* [WHAT TO WORK ON]: How many lines in the records below contain the word "search"? State that number and nothing more.

(Interface dataset entries)

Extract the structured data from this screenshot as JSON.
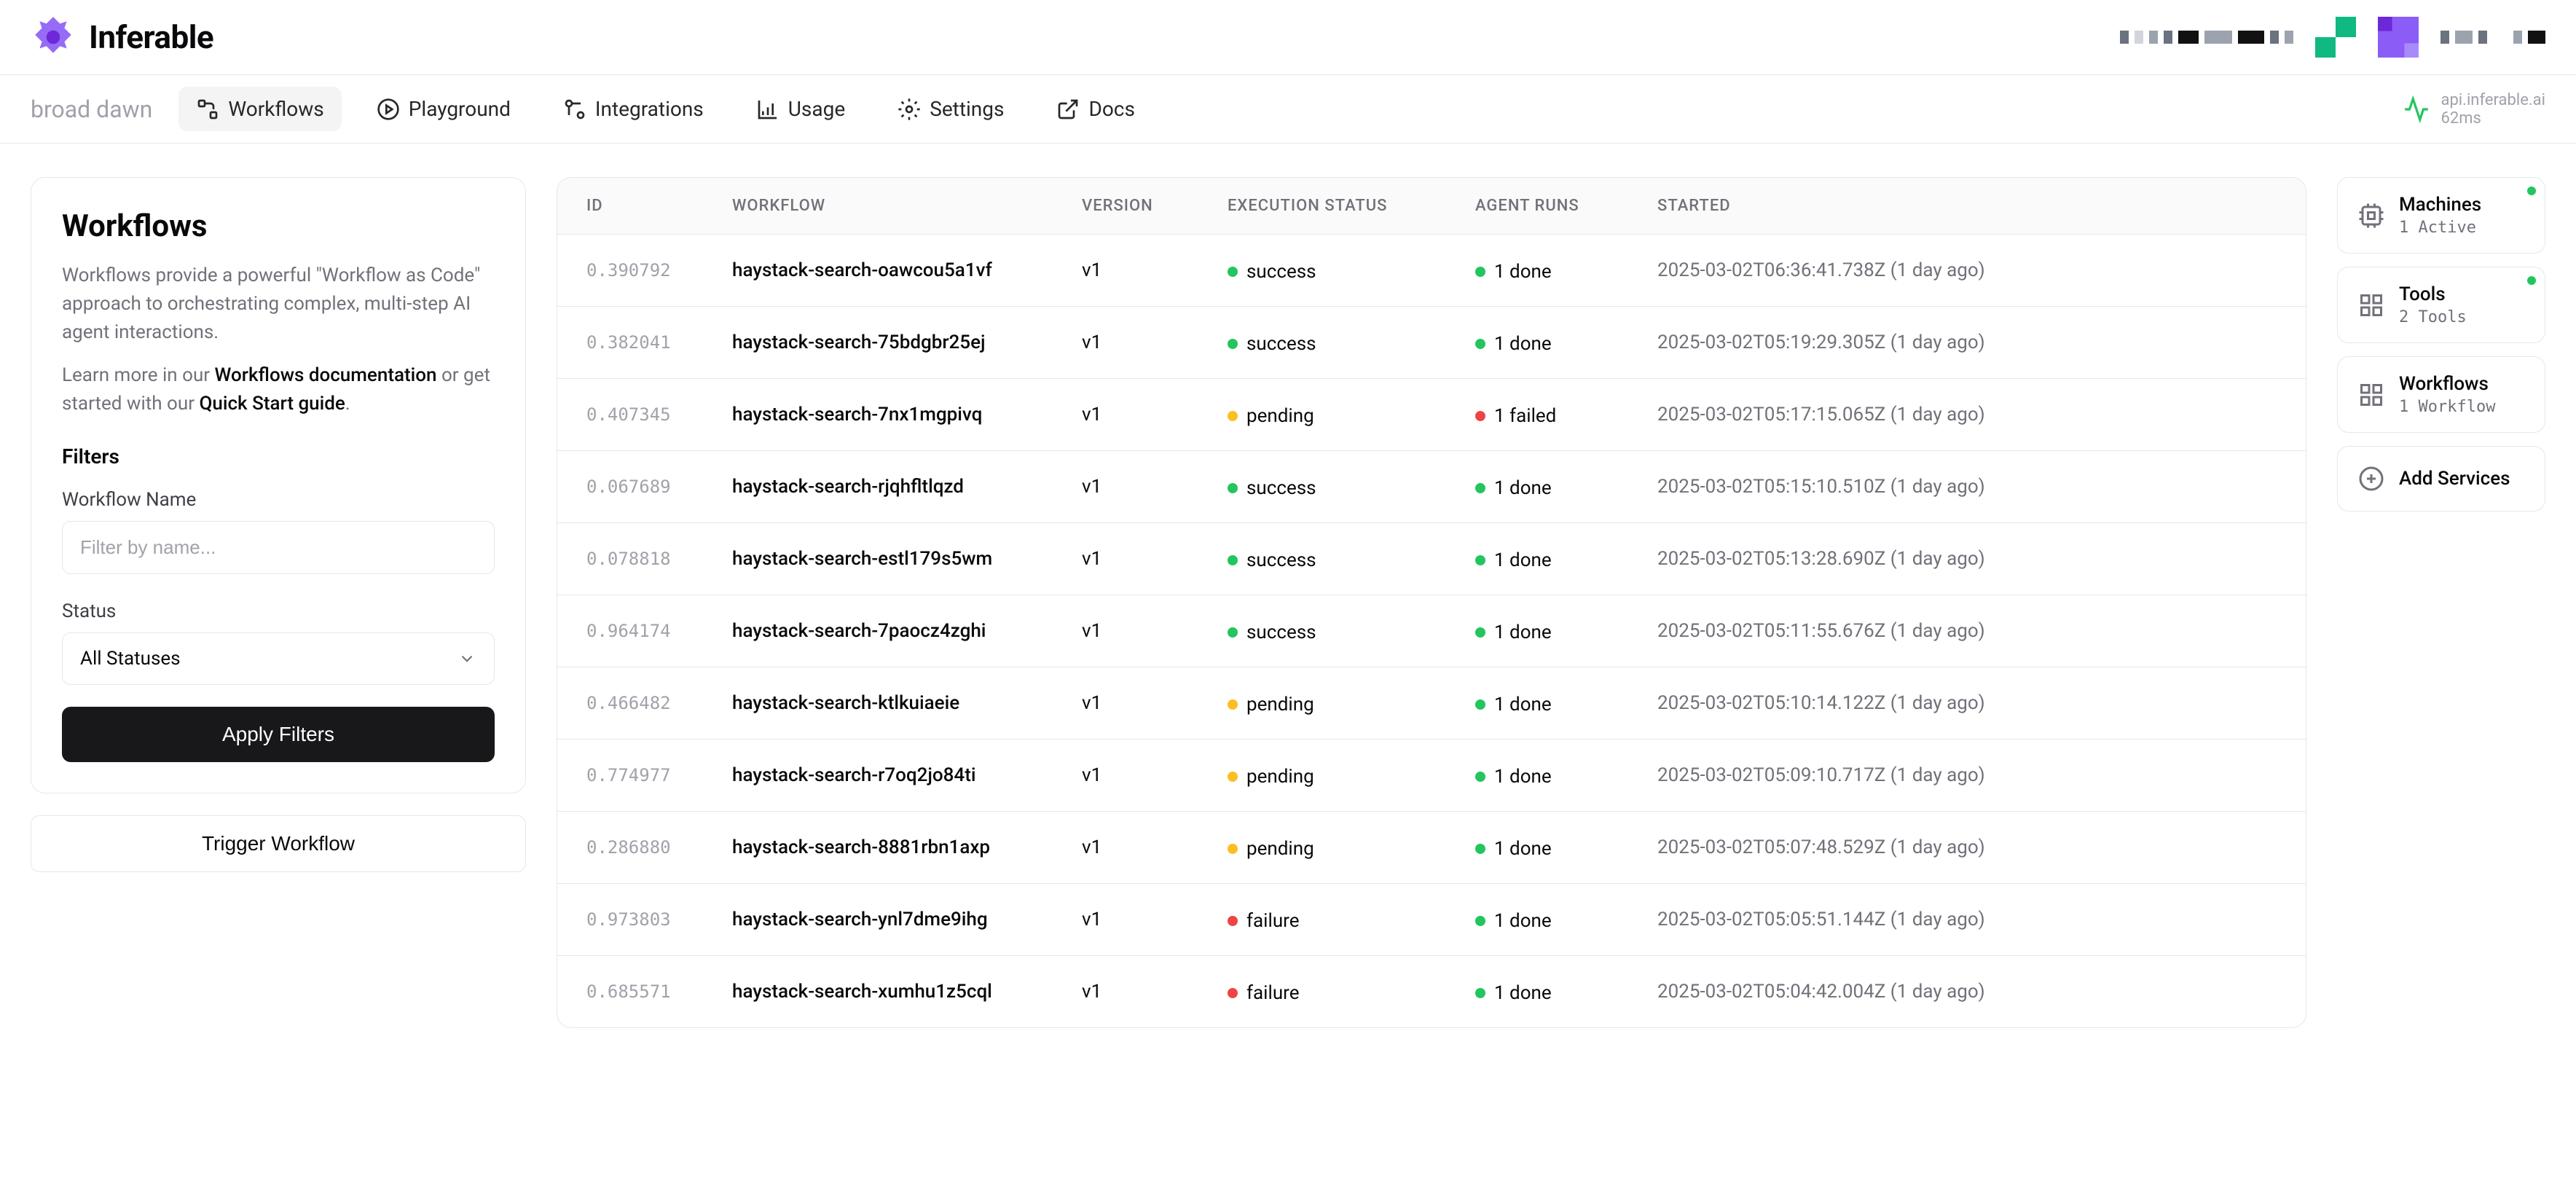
{
  "brand": {
    "name": "Inferable"
  },
  "cluster": "broad dawn",
  "nav": {
    "workflows": "Workflows",
    "playground": "Playground",
    "integrations": "Integrations",
    "usage": "Usage",
    "settings": "Settings",
    "docs": "Docs"
  },
  "api": {
    "host": "api.inferable.ai",
    "latency": "62ms"
  },
  "panel": {
    "title": "Workflows",
    "desc_1": "Workflows provide a powerful \"Workflow as Code\" approach to orchestrating complex, multi-step AI agent interactions.",
    "desc_2a": "Learn more in our ",
    "desc_2_link1": "Workflows documentation",
    "desc_2b": " or get started with our ",
    "desc_2_link2": "Quick Start guide",
    "desc_2c": ".",
    "filters_label": "Filters",
    "name_label": "Workflow Name",
    "name_placeholder": "Filter by name...",
    "status_label": "Status",
    "status_value": "All Statuses",
    "apply": "Apply Filters",
    "trigger": "Trigger Workflow"
  },
  "table": {
    "headers": {
      "id": "ID",
      "workflow": "WORKFLOW",
      "version": "VERSION",
      "exec": "EXECUTION STATUS",
      "runs": "AGENT RUNS",
      "started": "STARTED"
    },
    "rows": [
      {
        "id": "0.390792",
        "workflow": "haystack-search-oawcou5a1vf",
        "version": "v1",
        "exec": "success",
        "exec_color": "success",
        "runs": "1 done",
        "runs_color": "success",
        "started": "2025-03-02T06:36:41.738Z (1 day ago)"
      },
      {
        "id": "0.382041",
        "workflow": "haystack-search-75bdgbr25ej",
        "version": "v1",
        "exec": "success",
        "exec_color": "success",
        "runs": "1 done",
        "runs_color": "success",
        "started": "2025-03-02T05:19:29.305Z (1 day ago)"
      },
      {
        "id": "0.407345",
        "workflow": "haystack-search-7nx1mgpivq",
        "version": "v1",
        "exec": "pending",
        "exec_color": "pending",
        "runs": "1 failed",
        "runs_color": "failure",
        "started": "2025-03-02T05:17:15.065Z (1 day ago)"
      },
      {
        "id": "0.067689",
        "workflow": "haystack-search-rjqhfltlqzd",
        "version": "v1",
        "exec": "success",
        "exec_color": "success",
        "runs": "1 done",
        "runs_color": "success",
        "started": "2025-03-02T05:15:10.510Z (1 day ago)"
      },
      {
        "id": "0.078818",
        "workflow": "haystack-search-estl179s5wm",
        "version": "v1",
        "exec": "success",
        "exec_color": "success",
        "runs": "1 done",
        "runs_color": "success",
        "started": "2025-03-02T05:13:28.690Z (1 day ago)"
      },
      {
        "id": "0.964174",
        "workflow": "haystack-search-7paocz4zghi",
        "version": "v1",
        "exec": "success",
        "exec_color": "success",
        "runs": "1 done",
        "runs_color": "success",
        "started": "2025-03-02T05:11:55.676Z (1 day ago)"
      },
      {
        "id": "0.466482",
        "workflow": "haystack-search-ktlkuiaeie",
        "version": "v1",
        "exec": "pending",
        "exec_color": "pending",
        "runs": "1 done",
        "runs_color": "success",
        "started": "2025-03-02T05:10:14.122Z (1 day ago)"
      },
      {
        "id": "0.774977",
        "workflow": "haystack-search-r7oq2jo84ti",
        "version": "v1",
        "exec": "pending",
        "exec_color": "pending",
        "runs": "1 done",
        "runs_color": "success",
        "started": "2025-03-02T05:09:10.717Z (1 day ago)"
      },
      {
        "id": "0.286880",
        "workflow": "haystack-search-8881rbn1axp",
        "version": "v1",
        "exec": "pending",
        "exec_color": "pending",
        "runs": "1 done",
        "runs_color": "success",
        "started": "2025-03-02T05:07:48.529Z (1 day ago)"
      },
      {
        "id": "0.973803",
        "workflow": "haystack-search-ynl7dme9ihg",
        "version": "v1",
        "exec": "failure",
        "exec_color": "failure",
        "runs": "1 done",
        "runs_color": "success",
        "started": "2025-03-02T05:05:51.144Z (1 day ago)"
      },
      {
        "id": "0.685571",
        "workflow": "haystack-search-xumhu1z5cql",
        "version": "v1",
        "exec": "failure",
        "exec_color": "failure",
        "runs": "1 done",
        "runs_color": "success",
        "started": "2025-03-02T05:04:42.004Z (1 day ago)"
      }
    ]
  },
  "services": {
    "machines": {
      "name": "Machines",
      "meta": "1 Active"
    },
    "tools": {
      "name": "Tools",
      "meta": "2 Tools"
    },
    "workflows": {
      "name": "Workflows",
      "meta": "1 Workflow"
    },
    "add": "Add Services"
  }
}
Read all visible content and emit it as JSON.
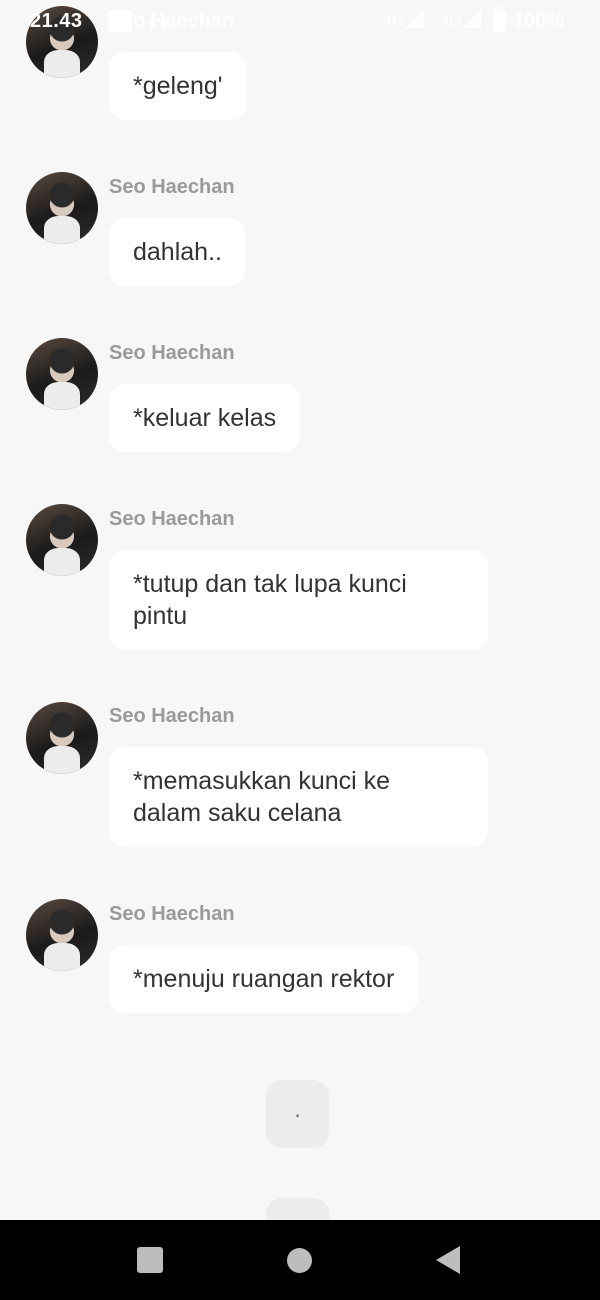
{
  "status_bar": {
    "time": "21.43",
    "signal_1": "4G",
    "signal_2": "4G",
    "battery": "100%"
  },
  "chat": {
    "top_sender_partial": "o Haechan",
    "messages": [
      {
        "sender": "",
        "text": "*geleng'"
      },
      {
        "sender": "Seo Haechan",
        "text": "dahlah.."
      },
      {
        "sender": "Seo Haechan",
        "text": "*keluar kelas"
      },
      {
        "sender": "Seo Haechan",
        "text": "*tutup dan tak lupa kunci pintu"
      },
      {
        "sender": "Seo Haechan",
        "text": "*memasukkan kunci ke dalam saku celana"
      },
      {
        "sender": "Seo Haechan",
        "text": "*menuju ruangan rektor"
      }
    ],
    "typing_indicator": "."
  },
  "nav": {
    "recents_icon": "square-icon",
    "home_icon": "circle-icon",
    "back_icon": "triangle-back-icon"
  }
}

* [RESULT FOR THIS TASK]: 11